And I have a list here, there’s actually nine different things that he did, but he closed an inquiry on zero rating, which is tied to net neutrality, and this was really just a fact-gathering initiative. He stopped nine companies from providing Lifeline service to their consumers. He killed some guidance on how the agency should look at media ownership limits. He killed an inquiry into flexible use of the electromagnetic spectrum. He rescinded a report on how to improve digital infrastructure. He rescinded an e-rate progress report. And so it’s incredible, he is getting rid of facts that may be inconvenient to his political agenda down the line. And these reports have absolutely no legal or political bearing, it’s just really facts that the agency can use to make reasoned decision-making.
The list goes on and on; I won’t go down, I guess, the laundry list. But it’s really disconcerting; this person is talking about transparency, and in the next breath he’s trying to dump a bunch of stuff that undermines consumer protection—all on a Friday afternoon.
JJ: Absolutely. And in fact, you mentioned that he did it on what’s called delegated authority, which means he didn’t have to bring it to the vote. And in fact, the Democratic Commissioner Mignon Clyburn said she had hoped to review some of these things and she didn’t have an opportunity to, they were just kind of rushed out the door before even other commissioners could look at them, which is disheartening indeed.
JG: Yeah.

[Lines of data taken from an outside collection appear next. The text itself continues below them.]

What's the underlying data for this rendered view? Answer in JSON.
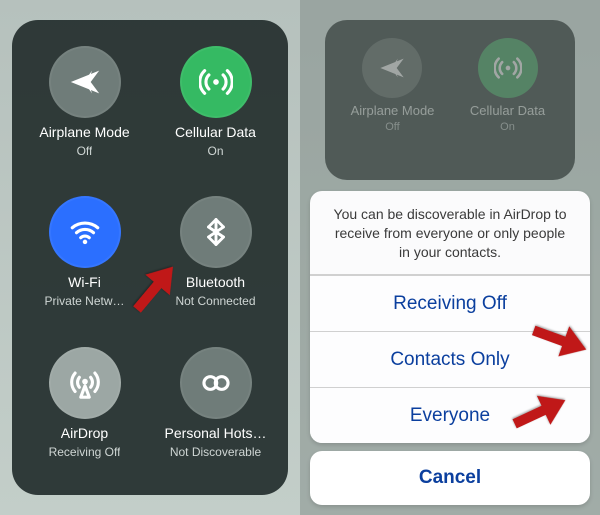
{
  "left_panel": {
    "tiles": [
      {
        "id": "airplane",
        "label": "Airplane Mode",
        "sub": "Off",
        "circle": "grey"
      },
      {
        "id": "cellular",
        "label": "Cellular Data",
        "sub": "On",
        "circle": "green"
      },
      {
        "id": "wifi",
        "label": "Wi-Fi",
        "sub": "Private Netw…",
        "circle": "blue"
      },
      {
        "id": "bluetooth",
        "label": "Bluetooth",
        "sub": "Not Connected",
        "circle": "grey"
      },
      {
        "id": "airdrop",
        "label": "AirDrop",
        "sub": "Receiving Off",
        "circle": "grey-light"
      },
      {
        "id": "hotspot",
        "label": "Personal Hots…",
        "sub": "Not Discoverable",
        "circle": "grey"
      }
    ]
  },
  "right_panel": {
    "mini_tiles": [
      {
        "id": "airplane",
        "label": "Airplane Mode",
        "sub": "Off",
        "circle": "grey"
      },
      {
        "id": "cellular",
        "label": "Cellular Data",
        "sub": "On",
        "circle": "green"
      }
    ],
    "sheet": {
      "message": "You can be discoverable in AirDrop to receive from everyone or only people in your contacts.",
      "options": [
        "Receiving Off",
        "Contacts Only",
        "Everyone"
      ],
      "cancel": "Cancel"
    }
  }
}
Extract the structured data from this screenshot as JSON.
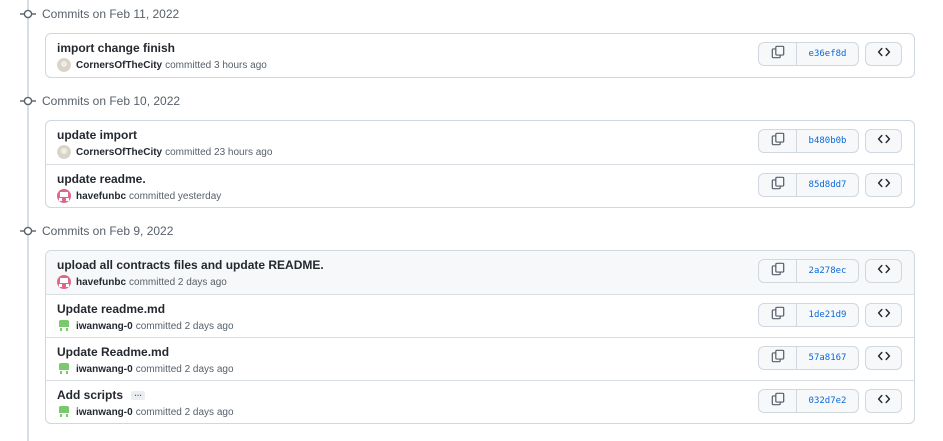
{
  "groups": [
    {
      "title": "Commits on Feb 11, 2022",
      "commits": [
        {
          "message": "import change finish",
          "author": "CornersOfTheCity",
          "action": "committed",
          "time": "3 hours ago",
          "sha": "e36ef8d",
          "avatar": "gray",
          "ellipsis": false,
          "highlight": false
        }
      ]
    },
    {
      "title": "Commits on Feb 10, 2022",
      "commits": [
        {
          "message": "update import",
          "author": "CornersOfTheCity",
          "action": "committed",
          "time": "23 hours ago",
          "sha": "b480b0b",
          "avatar": "gray",
          "ellipsis": false,
          "highlight": false
        },
        {
          "message": "update readme.",
          "author": "havefunbc",
          "action": "committed",
          "time": "yesterday",
          "sha": "85d8dd7",
          "avatar": "pink",
          "ellipsis": false,
          "highlight": false
        }
      ]
    },
    {
      "title": "Commits on Feb 9, 2022",
      "commits": [
        {
          "message": "upload all contracts files and update README.",
          "author": "havefunbc",
          "action": "committed",
          "time": "2 days ago",
          "sha": "2a278ec",
          "avatar": "pink",
          "ellipsis": false,
          "highlight": true
        },
        {
          "message": "Update readme.md",
          "author": "iwanwang-0",
          "action": "committed",
          "time": "2 days ago",
          "sha": "1de21d9",
          "avatar": "green",
          "ellipsis": false,
          "highlight": false
        },
        {
          "message": "Update Readme.md",
          "author": "iwanwang-0",
          "action": "committed",
          "time": "2 days ago",
          "sha": "57a8167",
          "avatar": "green",
          "ellipsis": false,
          "highlight": false
        },
        {
          "message": "Add scripts",
          "author": "iwanwang-0",
          "action": "committed",
          "time": "2 days ago",
          "sha": "032d7e2",
          "avatar": "green",
          "ellipsis": true,
          "highlight": false
        }
      ]
    }
  ],
  "ellipsis_label": "…",
  "colors": {
    "link": "#0969da",
    "border": "#d0d7de",
    "pink_avatar": "#e0668a",
    "green_avatar": "#7bc96f",
    "gray_avatar": "#d8d5c8"
  }
}
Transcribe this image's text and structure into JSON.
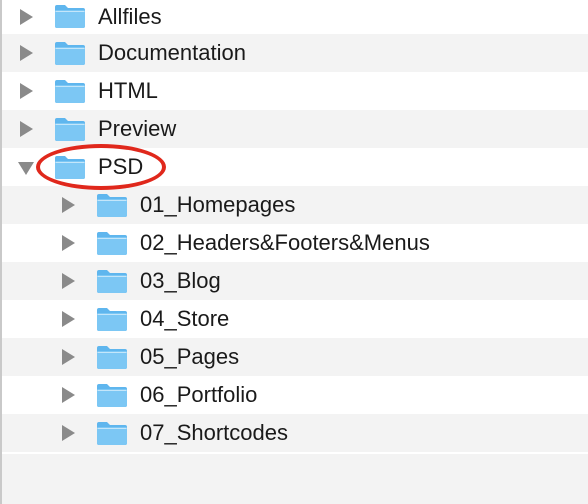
{
  "tree": {
    "top_level": [
      {
        "label": "Allfiles",
        "expanded": false
      },
      {
        "label": "Documentation",
        "expanded": false
      },
      {
        "label": "HTML",
        "expanded": false
      },
      {
        "label": "Preview",
        "expanded": false
      },
      {
        "label": "PSD",
        "expanded": true,
        "highlighted": true
      }
    ],
    "psd_children": [
      {
        "label": "01_Homepages"
      },
      {
        "label": "02_Headers&Footers&Menus"
      },
      {
        "label": "03_Blog"
      },
      {
        "label": "04_Store"
      },
      {
        "label": "05_Pages"
      },
      {
        "label": "06_Portfolio"
      },
      {
        "label": "07_Shortcodes"
      }
    ]
  },
  "colors": {
    "folder_fill": "#7cc7f4",
    "folder_top": "#5fb6ee",
    "disclosure": "#8a8a8a",
    "highlight_ring": "#e0281c",
    "alt_row": "#f3f3f3"
  },
  "icons": {
    "folder": "folder-icon",
    "closed": "disclosure-triangle-closed-icon",
    "open": "disclosure-triangle-open-icon"
  }
}
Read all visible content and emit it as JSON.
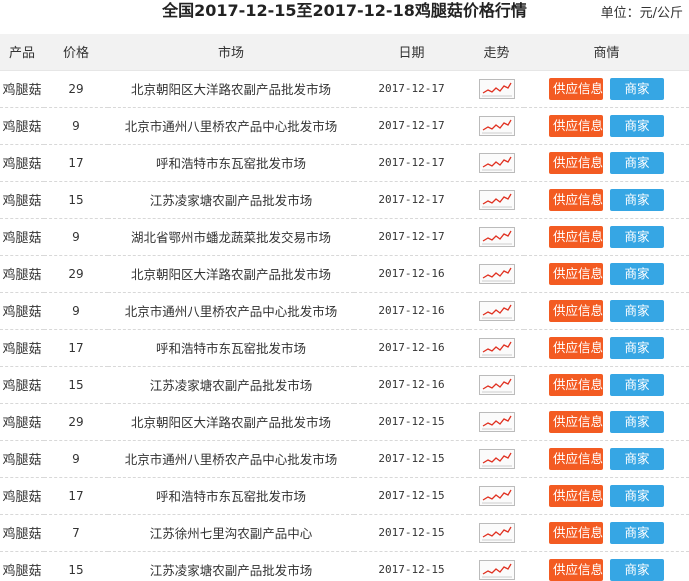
{
  "header": {
    "title": "全国2017-12-15至2017-12-18鸡腿菇价格行情",
    "unit": "单位：元/公斤"
  },
  "columns": [
    "产品",
    "价格",
    "市场",
    "日期",
    "走势",
    "商情"
  ],
  "buttons": {
    "supply": "供应信息",
    "merchant": "商家"
  },
  "rows": [
    {
      "product": "鸡腿菇",
      "price": "29",
      "market": "北京朝阳区大洋路农副产品批发市场",
      "date": "2017-12-17"
    },
    {
      "product": "鸡腿菇",
      "price": "9",
      "market": "北京市通州八里桥农产品中心批发市场",
      "date": "2017-12-17"
    },
    {
      "product": "鸡腿菇",
      "price": "17",
      "market": "呼和浩特市东瓦窑批发市场",
      "date": "2017-12-17"
    },
    {
      "product": "鸡腿菇",
      "price": "15",
      "market": "江苏凌家塘农副产品批发市场",
      "date": "2017-12-17"
    },
    {
      "product": "鸡腿菇",
      "price": "9",
      "market": "湖北省鄂州市蟠龙蔬菜批发交易市场",
      "date": "2017-12-17"
    },
    {
      "product": "鸡腿菇",
      "price": "29",
      "market": "北京朝阳区大洋路农副产品批发市场",
      "date": "2017-12-16"
    },
    {
      "product": "鸡腿菇",
      "price": "9",
      "market": "北京市通州八里桥农产品中心批发市场",
      "date": "2017-12-16"
    },
    {
      "product": "鸡腿菇",
      "price": "17",
      "market": "呼和浩特市东瓦窑批发市场",
      "date": "2017-12-16"
    },
    {
      "product": "鸡腿菇",
      "price": "15",
      "market": "江苏凌家塘农副产品批发市场",
      "date": "2017-12-16"
    },
    {
      "product": "鸡腿菇",
      "price": "29",
      "market": "北京朝阳区大洋路农副产品批发市场",
      "date": "2017-12-15"
    },
    {
      "product": "鸡腿菇",
      "price": "9",
      "market": "北京市通州八里桥农产品中心批发市场",
      "date": "2017-12-15"
    },
    {
      "product": "鸡腿菇",
      "price": "17",
      "market": "呼和浩特市东瓦窑批发市场",
      "date": "2017-12-15"
    },
    {
      "product": "鸡腿菇",
      "price": "7",
      "market": "江苏徐州七里沟农副产品中心",
      "date": "2017-12-15"
    },
    {
      "product": "鸡腿菇",
      "price": "15",
      "market": "江苏凌家塘农副产品批发市场",
      "date": "2017-12-15"
    }
  ],
  "icons": {
    "trend": "trend-chart-icon"
  },
  "colors": {
    "supply_button": "#f35b22",
    "merchant_button": "#36a6e4",
    "trend_line": "#e03020"
  }
}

I would really—she wrote a great dissent, and she’s written a number of great pieces, and I would really look to Commissioner Clyburn, moving forward, to tell the truth of what’s going on at the Commission. She’s always stood on the moral high ground and been a fierce champion for consumers, and particularly for consumers of color. And she is the one that I look to at this time to really hold the agency accountable, and she did say she asked for more time and was rebuffed.
JJ: Well, do public interest advocates change their tactics at all when you have a kind of, I won’t say a hostile FCC—do you move to the courts more? Is there anything in your approach that needs to change when you’re faced with an FCC like this?
JG: Well, I think our vision of what we want to see for the future remains unchanged. We want everyone in this country to be able to connect and communicate no matter their income level, no matter who they are. Our tactics? We’ll continue to be at the forefront filing comments, filing appeals when necessary. I do think the court system comes into play sometimes a little bit more when there’s a hostile administration, as you put it. But I think really the advocacy, having people, real people, stand up from outside the Beltway and give these industry insiders a reality check. And when I say industry insiders, I mean the lobbyists, but I also mean Ajit Pai, who’s a former Verizon lobbyist.
We really need to stand up and let our voices be heard, both to our representatives in Congress but also the FCC directly. We can’t let this become an invisible agency that sinks under the radar.
And the activism works. It’s incredible. But that’s what we saw in net neutrality, and that’s even what we’re seeing now, that our voices are making a difference, and making it more difficult for them and the administration to undo all of the important consumer protections that we fought so hard for.
JJ: We’ve been speaking with Jessica Gonzalez, deputy director and senior counsel at the group Free Press. You can find them online at FreePress.net. Jessica Gonzalez, thank you so much for joining us this week on CounterSpin.